She underwent surgery to repair her malformed valve at three weeks of age, and had further surgery at 17 months to replace both her tricuspid and pulmonary valves. By age 5, Carmen’s heart was failing. Confused by the conflicting and discouraging opinions he received from the experts he consulted, particularly regarding heart transplantation, Bret spent countless hours in a Denver medical school library searching for answers.
“What motivated me was the thought of having Carmen lose her concept of herself as a normal thriving member our family,” he says. “In short, of seeing the light go out of her eyes and her spirit for living broken.”
His research led him to Pahl who, after reviewing Carmen’s records with Backer and Deal, suggested he bring Carmen to Children’s Memorial. After carefully studying her medical history and performing tests, they gave Bret good news: Carmen was a good candidate for advanced Fontan arrhythmia surgery, an option that had been ruled out by most of the specialists Bret had consulted.
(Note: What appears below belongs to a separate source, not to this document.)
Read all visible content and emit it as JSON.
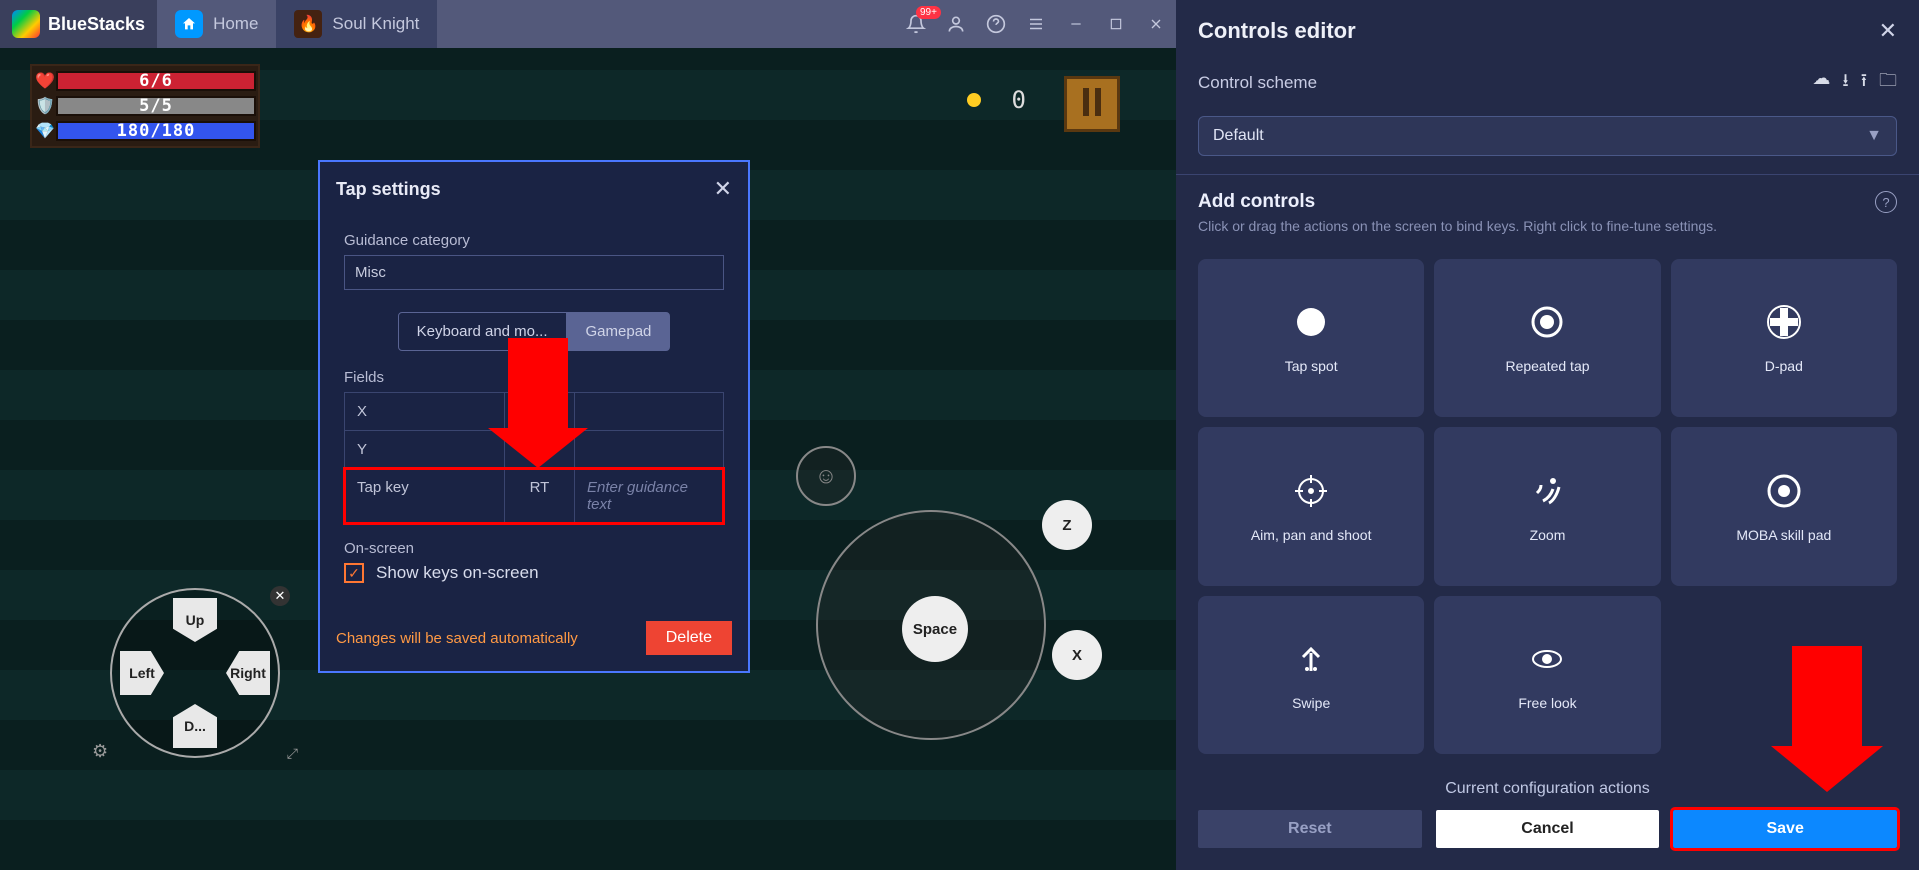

“We felt that we were losing our little girl, and this was the first indication that maybe there was light at the end of the tunnel,” says Bret.
When she returned to Chicago for surgery last summer, Carmen was accompanied by not only her mom, dad and grandmother, but her five siblings. Before surgery, Carmen underwent an electrophysiology study to guide the arrhythmia surgery that Deal’s team would need to perform just before the Fontan procedure.
After more than 8 hours of surgery by Backer and Sunjay Kaushal, MD, with Deal present to offer her expertise and assist with any arrhythmia issues, the Dornons received good news: the operation was a success. Carmen spent the next 14 days in the hospital recovering, and with each day she grew stronger.
“Carmen’s case was very unusual, but one of the things that makes Children’s Memorial special is that we have the critical mass of highly specialized people to take care of children with highly complex or unique heart problems,” says Backer. “We have one of the largest pediatric electrophysiology programs in the world, and a very high level of expertise in heart and arrhythmia surgery and transplantation. This allows us to choose what’s best for each individual patient.”
According to Deal, the close collaborations between the cardiology and the cardiovascular-thoracic surgery teams are a hallmark of Children’s Memorial.
“The team approach is one of the things that makes us unique,” she says. “In Carmen’s case, Dr. Backer, Dr. Pahl and I spent a lot of time separately going over her data. Then we put our heads together to develop a treatment concept that nobody else had even considered, and then executed it successfully.”
Philanthropic support of Children’s Memorial has always played a large part in the care and treatment of children with heart problems. That legacy of generosity will continue at Ann & Robert H. Lurie Children’s Hospital of Chicago, which opens in 2012 in downtown Chicago. The hospital’s 36-bed Regenstein Cardiac Care Unit will include a team of specialists in a variety of disciplines. Patients will remain on the same floor from admission through discharge, which will contribute to patient safety and comfort, and provide maximum continuity of care with better outcomes.
Carmen continues to do well, participating in most of the same activities as any 6-year-old girl and “lighting up the room with her smile,” in the words of her dad.
“We feel like we’re a complete family again,” says Bret, who acknowledges that Carmen will face further health challenges as she gets older. “It’s been a long odyssey to get to this point, but now we’ve got our Carmen back and our whole world is bright and new again.”